In 1992 and 1993 we considered splitting the group in half. Since no one was able to come up with a reasonable basis on which to divide the group, this idea eventually died. For a while in the mid-’80’s the average attendance at our meetings dropped somewhat. This was partly because some people were unhappy with how large the group had gotten, partly from exhaustion from running Mythcon, and partly because with two pregnancies four of our members were unable to attend meetings. By August of 1996, when we had 17 people (including three children) at one of our meetings, we had bounced back from this drop-off. We’ve also picked up a few new new members recently. Phyllis Gonigam, Mimi Stevens’s sister, moved to the Washington area at the end of 1994, becoming a member at that time. Mike Penick, who knew Bill Hussar and Mike Marinelli from their church group, also joined Knossos. Jack Brooks, who knew Cary Hoagland from work, attended the 1994 Mythcon. He came to some of our meetings at the end of 1996.
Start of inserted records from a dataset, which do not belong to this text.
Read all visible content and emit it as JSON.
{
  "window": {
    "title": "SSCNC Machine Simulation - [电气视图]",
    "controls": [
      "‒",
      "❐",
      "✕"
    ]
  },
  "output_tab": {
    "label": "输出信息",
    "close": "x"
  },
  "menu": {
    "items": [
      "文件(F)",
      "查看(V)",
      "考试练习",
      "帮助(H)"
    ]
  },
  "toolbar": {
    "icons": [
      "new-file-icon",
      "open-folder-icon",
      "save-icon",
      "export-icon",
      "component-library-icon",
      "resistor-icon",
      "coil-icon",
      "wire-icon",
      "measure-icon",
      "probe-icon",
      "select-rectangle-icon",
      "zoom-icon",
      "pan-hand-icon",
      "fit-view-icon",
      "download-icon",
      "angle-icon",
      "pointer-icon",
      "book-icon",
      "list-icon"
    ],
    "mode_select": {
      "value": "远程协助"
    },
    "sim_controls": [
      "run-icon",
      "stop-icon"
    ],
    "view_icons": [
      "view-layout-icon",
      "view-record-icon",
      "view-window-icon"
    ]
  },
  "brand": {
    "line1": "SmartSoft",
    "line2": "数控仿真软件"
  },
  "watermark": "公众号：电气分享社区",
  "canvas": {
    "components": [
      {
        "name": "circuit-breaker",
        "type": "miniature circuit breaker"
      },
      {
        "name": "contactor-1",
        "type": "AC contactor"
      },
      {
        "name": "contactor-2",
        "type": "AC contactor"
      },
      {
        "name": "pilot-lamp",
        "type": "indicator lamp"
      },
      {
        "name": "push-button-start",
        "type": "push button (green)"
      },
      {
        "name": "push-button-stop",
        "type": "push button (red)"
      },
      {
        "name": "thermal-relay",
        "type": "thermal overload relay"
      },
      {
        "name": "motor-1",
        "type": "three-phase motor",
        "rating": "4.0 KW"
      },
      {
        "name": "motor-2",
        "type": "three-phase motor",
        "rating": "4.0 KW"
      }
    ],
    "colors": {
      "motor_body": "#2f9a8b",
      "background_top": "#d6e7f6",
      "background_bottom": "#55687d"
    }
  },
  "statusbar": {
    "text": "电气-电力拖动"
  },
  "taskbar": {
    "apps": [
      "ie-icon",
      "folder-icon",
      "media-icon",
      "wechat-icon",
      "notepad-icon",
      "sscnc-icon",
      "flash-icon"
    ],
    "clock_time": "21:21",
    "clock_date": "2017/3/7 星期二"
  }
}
We lost one member when Irv Koch moved to Tennessee in the fall of 1996. In the mid-’90’s we began occasionally declaring a book to be a group choice. Such meetings are held at the home of a random volunteer. Our book choices have also become increasingly eclectic. We often do books that are neither science fiction nor fantasy. These tend to be older, “classic” works.

Perhaps the most interesting discussion of a book we’ve had was a meeting in the late ’80’s when the topic was The Demolished Man by Alfred Bester. Another meeting that was memorable in a different way was one in 1991 when we talked about The Silver Tower by Dale Brown. No one like the book, but we had a lot of fun tearing it apart, and we had our most distant visitor – Ken Burtness from Sammath Naur, the Society branch in Hawaii, who was in Washington on a business trip. The next year he was in town again at a time when no meeting was scheduled, so we met him at a restaurant for a meal one evening.

Another unusual meeting was in 1995 when we went to a performance of Hamlet where Paul Hussar had a part. On several other occasions groups of Knossos members went to plays together, although not as part of a month’s meeting. This has included other performances by Paul, a play about Sherlock Holmes, and productions of Shadowlands. At one meeting in 1986 we spent all of one Saturday discussing the Sherlock Holmes stories. We viewed two Sherlock Holmes movies, looked at my collection of Sherlock Holmes pastiches, and listened to a reading by Paul of his paper on the stories. In 1996 we spent all Friday evening and Saturday afternoon and evening talking about C. S. Lewis and Joy Davidman. We discussed the book And God Came In by Lyle Dorsett, watched both movie versions of Shadowlands, and listened to me read a paper I had written on C. S. Lewis. On several other occasions we have read a book and, after discussing the book, watched the movie of the book at the meeting.

Knossos group

Knossos group

Front: Wendell Wagner, Paul Hussar, Phyllis Gonigam

Back: seated–John Epperson, Bill Hussar, Cary Hoagland; standing–Mel Dickover

Not pictured but active members: Maryanne Hussar, Gene Pappas, Ellen Vartanoff, Brent Warner, and Martin Morse Wooster